Dating back between 6000-4000 B.C. lacto-fermented foods have been an important part of diets within many cultures. The first recorded lacto-fermented foods were located within North East Africa and the Mediterranean region — dairy, teff, olives and root vegetables were among these foods. The beauty found in this preparation style is the biochemical change that occurs in slow fermentation. Fermenting of dairy lowers lactose and increases protein digestibility. Soy is easier to digest when fermented; olives are simply more palatable. Cabbage, often a main ingredient used in sauerkraut and kimchi, is a cruciferous vegetable that is tough to digest, making it durable for a slow-ferment recipe. Hard-to-digest foods, and indigestion from certain foods, means that it’s less likely you’re absorbing the nutrients available in a food. The neat thing foods like cheese, yogurt, tempeh, kimchi, injera and sauerkraut, to name a few, is that their nutrients are made more available with fermentation. Here’s a delicious recipe from Nourished Kitchen so you can try making kraut at home!
|HOT PINK JALAPENO GARLIC KRAUT||
- 3½ pounds red cabbage, (shredded)
- 3 cloves garlic, (minced)
- 4 medium jalapeno peppers, (sliced thin)
- 1 tablespoon unrefined sea salt
- Wearing gloves to protect your hands from the volatile oils in the peppers, toss the cabbage, garlic, jalapenos and sea salt into a large mixing bowl. Knead the vegetables together by hand for 5 minutes until they begin to release their juices. Allow the shredded vegetables to rest a further 5 minutes, then return for 5 more minutes of kneading.
- Layer the salted vegetables into a quart-sized fermentation jar or crock (find a crock online), and pack tightly until the brine created by the vegetable juice and salt completely submerges the shredded cabbage and peppers. Weigh down the vegetables with a glass weight sterilized stone or other heavy item small enough to fit within your crock, close and ferment at room temperature.

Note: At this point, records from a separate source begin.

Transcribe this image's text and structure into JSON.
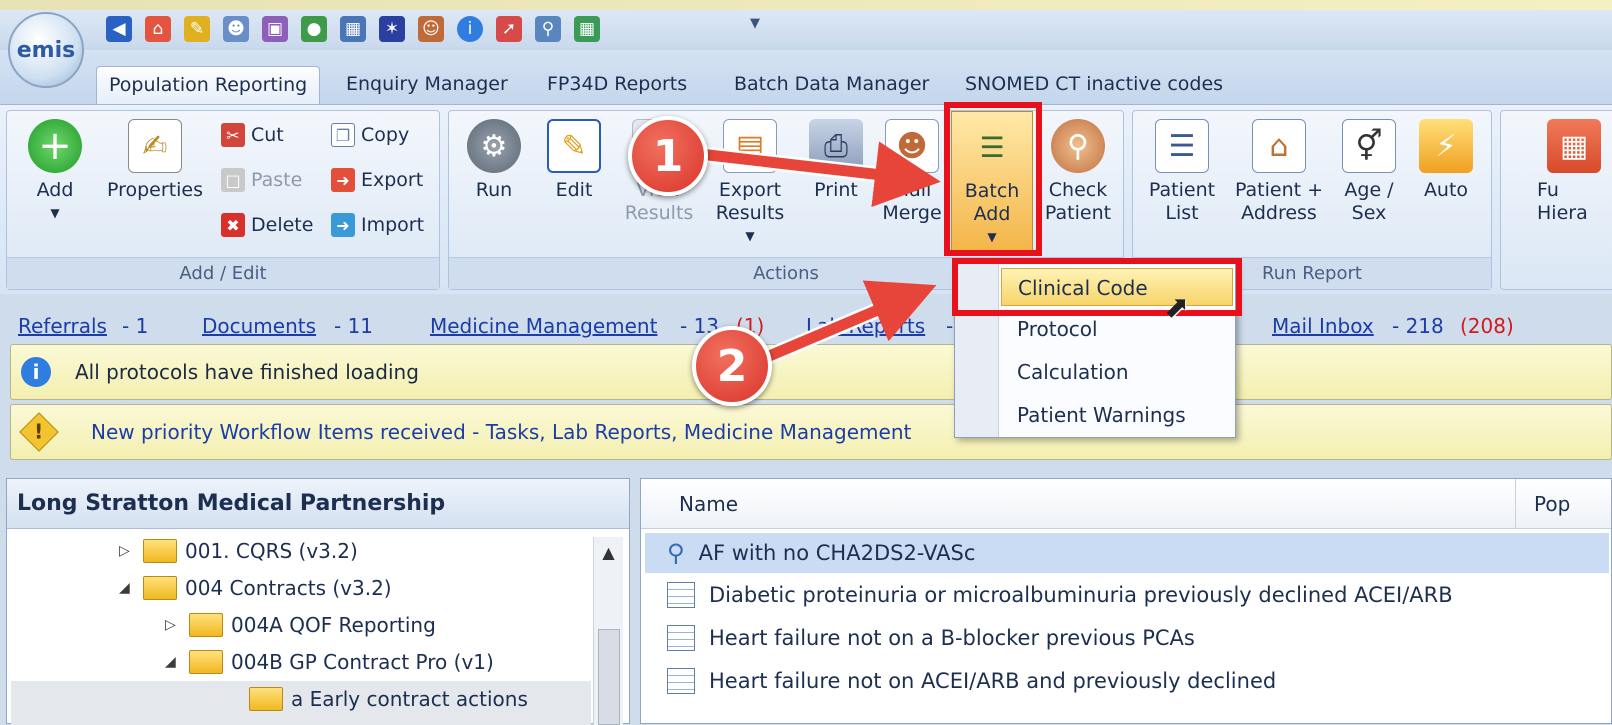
{
  "app": {
    "logo_text": "emis"
  },
  "qat_icons": [
    "back-icon",
    "home-icon",
    "pencil-icon",
    "user-search-icon",
    "notepad-icon",
    "globe-icon",
    "calendar-icon",
    "atom-icon",
    "users-icon",
    "info-icon",
    "syringe-icon",
    "search-doc-icon",
    "grid-icon"
  ],
  "tabs": [
    {
      "label": "Population Reporting",
      "active": true
    },
    {
      "label": "Enquiry Manager",
      "active": false
    },
    {
      "label": "FP34D Reports",
      "active": false
    },
    {
      "label": "Batch Data Manager",
      "active": false
    },
    {
      "label": "SNOMED CT inactive codes",
      "active": false
    }
  ],
  "ribbon": {
    "add_edit": {
      "label": "Add / Edit",
      "add": "Add",
      "properties": "Properties",
      "cut": "Cut",
      "paste": "Paste",
      "delete": "Delete",
      "copy": "Copy",
      "export": "Export",
      "import": "Import"
    },
    "actions": {
      "label": "Actions",
      "run": "Run",
      "edit": "Edit",
      "view_results_1": "View",
      "view_results_2": "Results",
      "export_results_1": "Export",
      "export_results_2": "Results",
      "print": "Print",
      "mail_merge_1": "Mail",
      "mail_merge_2": "Merge",
      "batch_add_1": "Batch",
      "batch_add_2": "Add",
      "check_patient_1": "Check",
      "check_patient_2": "Patient"
    },
    "run_report": {
      "label": "Run Report",
      "patient_list_1": "Patient",
      "patient_list_2": "List",
      "patient_address_1": "Patient +",
      "patient_address_2": "Address",
      "age_sex_1": "Age /",
      "age_sex_2": "Sex",
      "auto": "Auto"
    },
    "partial": {
      "full_hierarchy_1": "Fu",
      "full_hierarchy_2": "Hiera"
    }
  },
  "batch_menu": {
    "items": [
      "Clinical Code",
      "Protocol",
      "Calculation",
      "Patient Warnings"
    ]
  },
  "nav": {
    "referrals": "Referrals",
    "referrals_count": "- 1",
    "documents": "Documents",
    "documents_count": "- 11",
    "medicine": "Medicine Management",
    "medicine_count": "- 13",
    "medicine_red": "(1)",
    "lab": "Lab Reports",
    "lab_count": "-",
    "mail": "Mail Inbox",
    "mail_count": "- 218",
    "mail_red": "(208)"
  },
  "notices": {
    "info": "All protocols have finished loading",
    "warning": "New priority Workflow Items received - Tasks, Lab Reports, Medicine Management"
  },
  "tree": {
    "title": "Long Stratton Medical Partnership",
    "nodes": [
      {
        "label": "001. CQRS (v3.2)"
      },
      {
        "label": "004 Contracts (v3.2)"
      },
      {
        "label": "004A QOF Reporting"
      },
      {
        "label": "004B GP Contract Pro (v1)"
      },
      {
        "label": "a Early contract actions"
      }
    ]
  },
  "list": {
    "columns": [
      "Name",
      "Pop"
    ],
    "rows": [
      "AF with no CHA2DS2-VASc",
      "Diabetic proteinuria or microalbuminuria previously declined ACEI/ARB",
      "Heart failure not on a B-blocker previous PCAs",
      "Heart failure not on ACEI/ARB and previously declined"
    ]
  },
  "annotations": {
    "step1": "1",
    "step2": "2"
  },
  "colors": {
    "highlight_red": "#e8101a",
    "badge_red": "#d8352a",
    "link_blue": "#1b3da8"
  }
}
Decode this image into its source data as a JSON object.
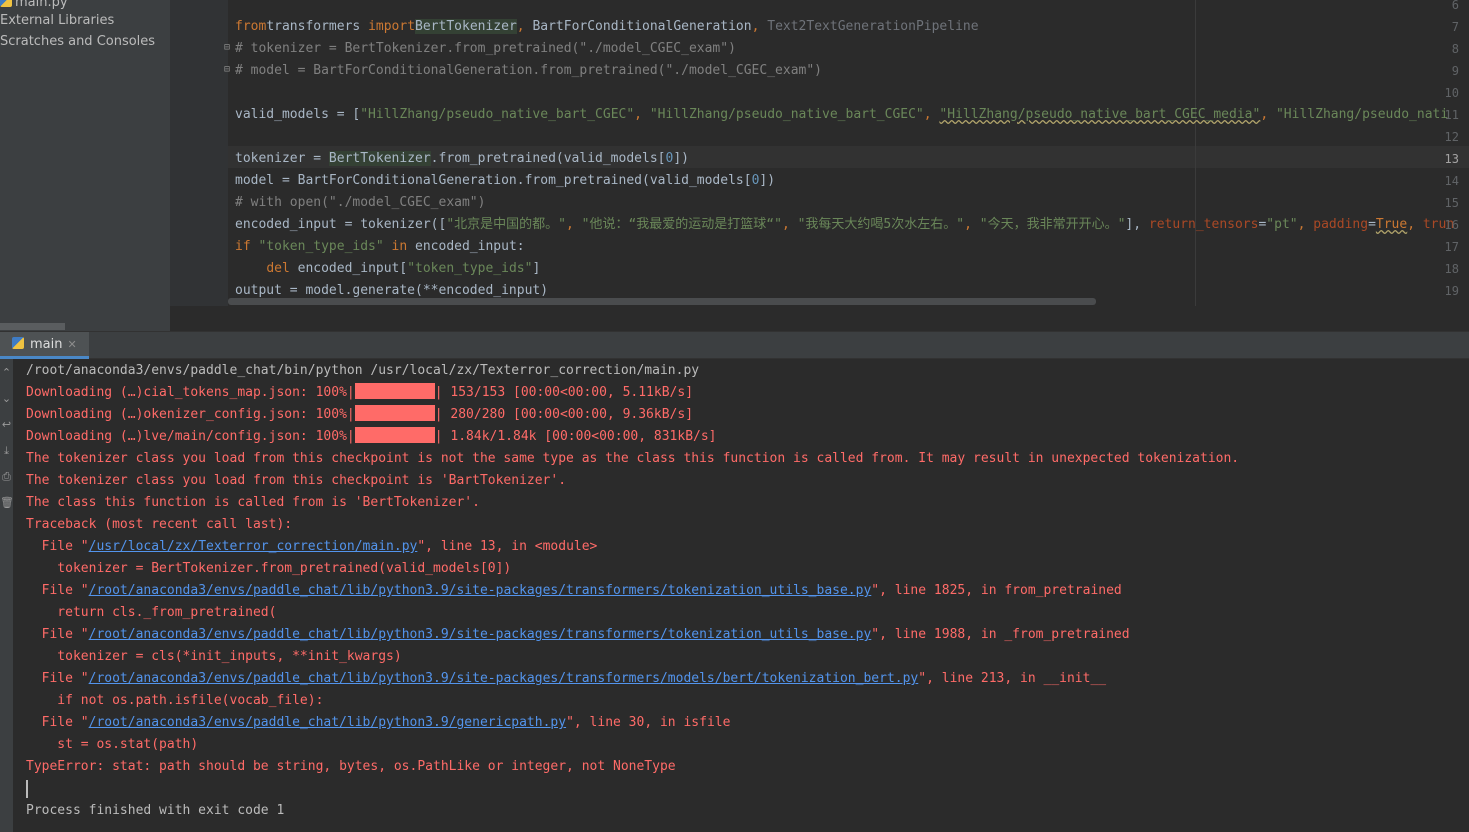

- Taste after about 3 weeks and continue to ferment if the sauerkraut hasn’t achieved the level of tartness you prefer. Transfer to cold storage when sour enough for your liking and use within 9 months.